Task details: Whatever the data contains, copy all of it exactly.

Provided information:
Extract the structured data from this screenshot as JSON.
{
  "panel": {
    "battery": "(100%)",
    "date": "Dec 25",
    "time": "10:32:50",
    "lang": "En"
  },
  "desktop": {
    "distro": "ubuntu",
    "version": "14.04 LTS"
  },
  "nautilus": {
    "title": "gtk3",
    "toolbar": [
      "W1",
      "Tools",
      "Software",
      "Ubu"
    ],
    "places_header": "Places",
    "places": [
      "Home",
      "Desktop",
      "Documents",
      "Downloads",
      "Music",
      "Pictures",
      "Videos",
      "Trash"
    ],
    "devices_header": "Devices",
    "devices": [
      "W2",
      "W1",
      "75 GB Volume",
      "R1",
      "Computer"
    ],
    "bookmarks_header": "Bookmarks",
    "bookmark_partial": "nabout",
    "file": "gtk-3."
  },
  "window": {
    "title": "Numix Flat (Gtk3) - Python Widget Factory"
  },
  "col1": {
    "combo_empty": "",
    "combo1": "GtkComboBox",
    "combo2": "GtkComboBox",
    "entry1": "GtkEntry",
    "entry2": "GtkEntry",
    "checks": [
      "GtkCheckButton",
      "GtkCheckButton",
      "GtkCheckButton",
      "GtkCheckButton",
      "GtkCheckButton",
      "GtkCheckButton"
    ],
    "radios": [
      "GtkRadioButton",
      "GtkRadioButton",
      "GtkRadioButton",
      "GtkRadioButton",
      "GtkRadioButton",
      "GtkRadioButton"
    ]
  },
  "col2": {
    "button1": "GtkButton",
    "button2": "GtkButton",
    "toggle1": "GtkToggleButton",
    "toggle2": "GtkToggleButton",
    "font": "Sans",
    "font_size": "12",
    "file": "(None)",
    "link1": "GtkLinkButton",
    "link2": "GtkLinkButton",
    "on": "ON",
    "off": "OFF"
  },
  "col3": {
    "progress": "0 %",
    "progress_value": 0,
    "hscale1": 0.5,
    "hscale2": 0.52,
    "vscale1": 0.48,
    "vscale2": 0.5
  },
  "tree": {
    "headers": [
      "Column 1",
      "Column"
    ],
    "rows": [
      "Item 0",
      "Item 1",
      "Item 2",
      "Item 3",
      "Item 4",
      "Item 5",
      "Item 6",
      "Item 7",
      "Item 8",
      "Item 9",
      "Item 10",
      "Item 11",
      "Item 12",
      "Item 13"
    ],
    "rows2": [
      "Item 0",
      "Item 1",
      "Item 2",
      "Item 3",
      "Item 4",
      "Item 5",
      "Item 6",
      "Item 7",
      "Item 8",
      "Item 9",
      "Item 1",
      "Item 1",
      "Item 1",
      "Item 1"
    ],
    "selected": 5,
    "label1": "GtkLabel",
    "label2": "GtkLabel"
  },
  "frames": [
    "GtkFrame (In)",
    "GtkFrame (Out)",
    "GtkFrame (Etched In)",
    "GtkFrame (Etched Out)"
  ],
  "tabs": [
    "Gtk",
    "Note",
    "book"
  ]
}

Answer section:
Extract the structured data from this screenshot as JSON.
{
  "panel": {
    "battery": "(100%)",
    "date": "Dec 25",
    "time": "10:32:50",
    "lang": "En"
  },
  "desktop": {
    "distro": "ubuntu",
    "version": "14.04 LTS"
  },
  "nautilus": {
    "title": "gtk3",
    "toolbar": [
      "W1",
      "Tools",
      "Software",
      "Ubu"
    ],
    "places_header": "Places",
    "places": [
      "Home",
      "Desktop",
      "Documents",
      "Downloads",
      "Music",
      "Pictures",
      "Videos",
      "Trash"
    ],
    "devices_header": "Devices",
    "devices": [
      "W2",
      "W1",
      "75 GB Volume",
      "R1",
      "Computer"
    ],
    "bookmarks_header": "Bookmarks",
    "bookmark_partial": "nabout",
    "file": "gtk-3."
  },
  "window": {
    "title": "Numix Flat (Gtk3) - Python Widget Factory"
  },
  "col1": {
    "combo_empty": "",
    "combo1": "GtkComboBox",
    "combo2": "GtkComboBox",
    "entry1": "GtkEntry",
    "entry2": "GtkEntry",
    "checks": [
      "GtkCheckButton",
      "GtkCheckButton",
      "GtkCheckButton",
      "GtkCheckButton",
      "GtkCheckButton",
      "GtkCheckButton"
    ],
    "radios": [
      "GtkRadioButton",
      "GtkRadioButton",
      "GtkRadioButton",
      "GtkRadioButton",
      "GtkRadioButton",
      "GtkRadioButton"
    ]
  },
  "col2": {
    "button1": "GtkButton",
    "button2": "GtkButton",
    "toggle1": "GtkToggleButton",
    "toggle2": "GtkToggleButton",
    "font": "Sans",
    "font_size": "12",
    "file": "(None)",
    "link1": "GtkLinkButton",
    "link2": "GtkLinkButton",
    "on": "ON",
    "off": "OFF"
  },
  "col3": {
    "progress": "0 %",
    "progress_value": 0,
    "hscale1": 0.5,
    "hscale2": 0.52,
    "vscale1": 0.48,
    "vscale2": 0.5
  },
  "tree": {
    "headers": [
      "Column 1",
      "Column"
    ],
    "rows": [
      "Item 0",
      "Item 1",
      "Item 2",
      "Item 3",
      "Item 4",
      "Item 5",
      "Item 6",
      "Item 7",
      "Item 8",
      "Item 9",
      "Item 10",
      "Item 11",
      "Item 12",
      "Item 13"
    ],
    "rows2": [
      "Item 0",
      "Item 1",
      "Item 2",
      "Item 3",
      "Item 4",
      "Item 5",
      "Item 6",
      "Item 7",
      "Item 8",
      "Item 9",
      "Item 1",
      "Item 1",
      "Item 1",
      "Item 1"
    ],
    "selected": 5,
    "label1": "GtkLabel",
    "label2": "GtkLabel"
  },
  "frames": [
    "GtkFrame (In)",
    "GtkFrame (Out)",
    "GtkFrame (Etched In)",
    "GtkFrame (Etched Out)"
  ],
  "tabs": [
    "Gtk",
    "Note",
    "book"
  ]
}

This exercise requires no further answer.